• Task details
Record by record, give the entire listing again exactly.

• Information
%%
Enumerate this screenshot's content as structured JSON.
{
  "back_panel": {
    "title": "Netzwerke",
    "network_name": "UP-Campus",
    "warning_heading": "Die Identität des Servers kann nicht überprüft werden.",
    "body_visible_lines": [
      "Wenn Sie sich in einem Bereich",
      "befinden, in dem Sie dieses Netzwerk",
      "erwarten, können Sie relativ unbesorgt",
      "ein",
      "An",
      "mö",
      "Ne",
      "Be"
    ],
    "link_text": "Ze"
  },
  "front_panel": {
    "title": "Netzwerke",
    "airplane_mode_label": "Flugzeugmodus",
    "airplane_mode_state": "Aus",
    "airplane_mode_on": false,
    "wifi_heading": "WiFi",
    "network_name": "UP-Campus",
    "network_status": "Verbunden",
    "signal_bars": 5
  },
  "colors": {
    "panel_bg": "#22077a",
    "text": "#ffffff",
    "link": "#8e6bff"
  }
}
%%
• Finished task
Enumerate this screenshot's content as structured JSON.
{
  "back_panel": {
    "title": "Netzwerke",
    "network_name": "UP-Campus",
    "warning_heading": "Die Identität des Servers kann nicht überprüft werden.",
    "body_visible_lines": [
      "Wenn Sie sich in einem Bereich",
      "befinden, in dem Sie dieses Netzwerk",
      "erwarten, können Sie relativ unbesorgt",
      "ein",
      "An",
      "mö",
      "Ne",
      "Be"
    ],
    "link_text": "Ze"
  },
  "front_panel": {
    "title": "Netzwerke",
    "airplane_mode_label": "Flugzeugmodus",
    "airplane_mode_state": "Aus",
    "airplane_mode_on": false,
    "wifi_heading": "WiFi",
    "network_name": "UP-Campus",
    "network_status": "Verbunden",
    "signal_bars": 5
  },
  "colors": {
    "panel_bg": "#22077a",
    "text": "#ffffff",
    "link": "#8e6bff"
  }
}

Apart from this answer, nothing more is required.